“The situation in Myanmar,” Kausikan wrote, “is a congenial backdrop for poseurs around the world who enjoy striking sanctimonious attitudes – brave because safely beyond the reach of the Tatmadaw. Such people are beyond reason.” (One assumes he means: brave because they are safely beyond …)
Grammar aside, the snarky remark at the apparent arrogance of liberals exposes an equally cynical position from these “realists,” who are imploring foreign powers to throw in the towel on behalf of the Myanmar protesters, for the sake of an easy life for the rest of the world.
“The clear conclusion … is that the Myanmar crisis is far from ripe, and that is at a stage where precipitous action by external parties could be very dangerous,” Kausikan wrote.
Granted, and if his argument is that the US and European Union should be honest with the protesters about how little they are prepared to help, then I am in complete agreement. But that is not the same thing as arguing that Washington ought to now abandon the protesters by tacitly accepting the junta as the new legitimate government.
And how are Hayton and Kausikan (men safely beyond the reach of the Tatmadaw, too) not calling for the intervention of foreign powers in Myanmar’s domestic affairs? To accept the junta as legitimate is to intervene, as the international community would fundamentally change the political dynamics within the country by accepting the one thing the protesters are fighting against.

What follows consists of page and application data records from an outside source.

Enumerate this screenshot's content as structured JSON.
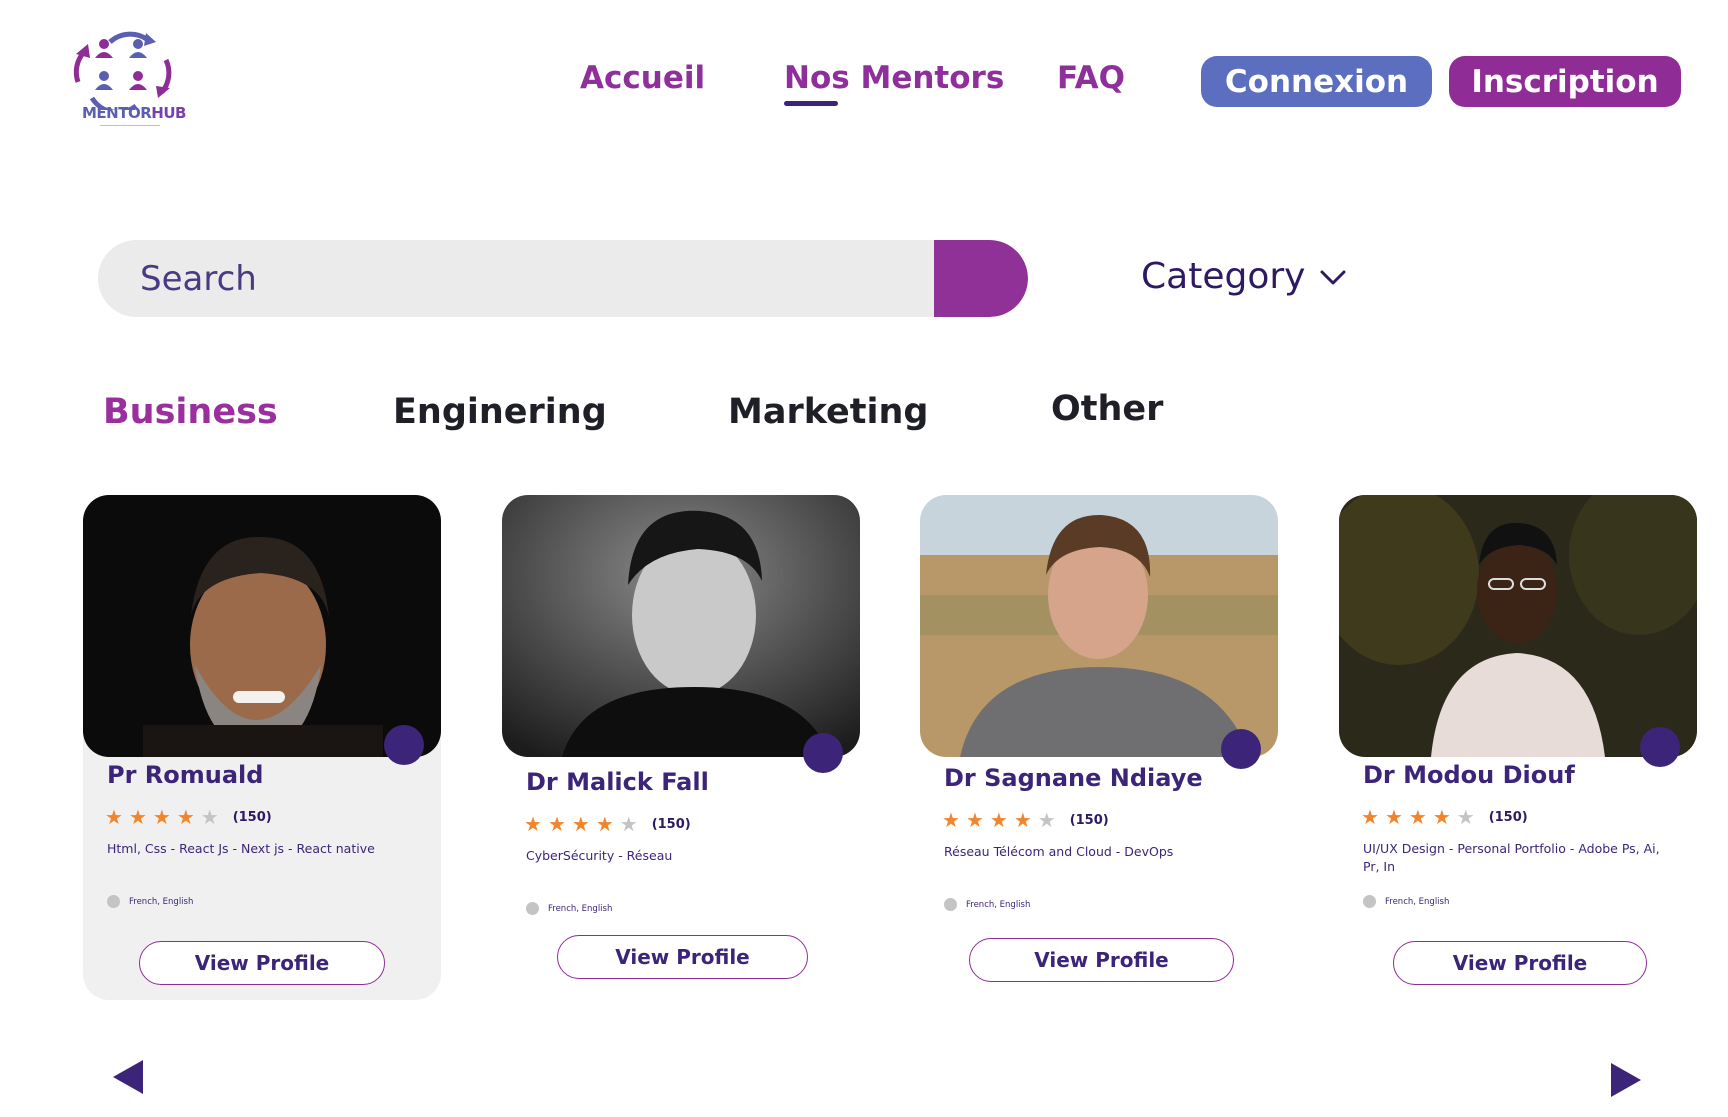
{
  "brand": {
    "logo_text_1": "MENTOR",
    "logo_text_2": "HUB",
    "colors": {
      "purple": "#8f2c96",
      "blue": "#5b6ebf",
      "navy": "#3c2578",
      "star": "#f0852b"
    }
  },
  "nav": {
    "items": [
      {
        "label": "Accueil"
      },
      {
        "label": "Nos Mentors",
        "active": true
      },
      {
        "label": "FAQ"
      }
    ],
    "connexion_label": "Connexion",
    "inscription_label": "Inscription"
  },
  "search": {
    "placeholder": "Search",
    "value": ""
  },
  "category": {
    "label": "Category",
    "icon": "chevron-down-icon"
  },
  "tabs": [
    {
      "label": "Business",
      "active": true
    },
    {
      "label": "Enginering"
    },
    {
      "label": "Marketing"
    },
    {
      "label": "Other"
    }
  ],
  "mentors": [
    {
      "name": "Pr Romuald",
      "rating": 4,
      "max_rating": 5,
      "reviews": "(150)",
      "skills": "Html, Css -  React Js -  Next js -  React native",
      "languages": "French, English",
      "button": "View Profile"
    },
    {
      "name": "Dr Malick Fall",
      "rating": 4,
      "max_rating": 5,
      "reviews": "(150)",
      "skills": "CyberSécurity - Réseau",
      "languages": "French, English",
      "button": "View Profile"
    },
    {
      "name": "Dr Sagnane Ndiaye",
      "rating": 4,
      "max_rating": 5,
      "reviews": "(150)",
      "skills": "Réseau Télécom and Cloud - DevOps",
      "languages": "French, English",
      "button": "View Profile"
    },
    {
      "name": "Dr Modou Diouf",
      "rating": 4,
      "max_rating": 5,
      "reviews": "(150)",
      "skills": "UI/UX Design - Personal Portfolio - Adobe Ps, Ai, Pr, In",
      "languages": "French, English",
      "button": "View Profile"
    }
  ],
  "pager": {
    "prev_icon": "triangle-left-icon",
    "next_icon": "triangle-right-icon"
  }
}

One hears the faint whiff of something else going on in the arguments, as well. “The restoration of ‘democracy’ – as the West understands that protean term – should therefore not be the goal of Western policies vis-à-vis Myanmar,” Kausikan wrote.
He would be wise to explain what he actually considers democracy to mean, and why he feels the need to write democracy in quotation marks on each occasion. Yet he doesn’t pause to consider what the average Myanmar protester might understand that “protean” word to mean. Perhaps, for the average protester, it means the autonomy to decide when they should fight for their own liberty and when (or if) they should admit defeat.
Hayton is cynical, too. He wrote: “Remarkable as it sounds, this could be a moment for the US and China to find some common ground. Neither wishes to see instability in Myanmar. Both could be happy with an outcome that avoids a lingering international stalemate. Could some kind of joint initiative open a door to an improved relationship between the two superpowers?”
The Myanmar protesters may not find comfort that their bloodshed finally allowed Washington and Beijing to cooperate on something, that being sanctifying the junta and killing dead any hope of democracy in Myanmar for the next few decades. “This is a moment of crisis, but could it also be a moment of opportunity?” Crisis for the Myanmar protesters and opportunity for the superpowers, indeed.
David Hutt is a political journalist based between the Czech Republic and Britain. Between 2014 and 2019, he was based in Cambodia, covering Southeast Asian affairs. He is Southeast Asia columnist for The Diplomat and a regular contributor to Asia Times, including the column Free Thoughts. He reports on European political affairs and Europe-Asian relations. Follow him on Twitter @davidhuttjourno.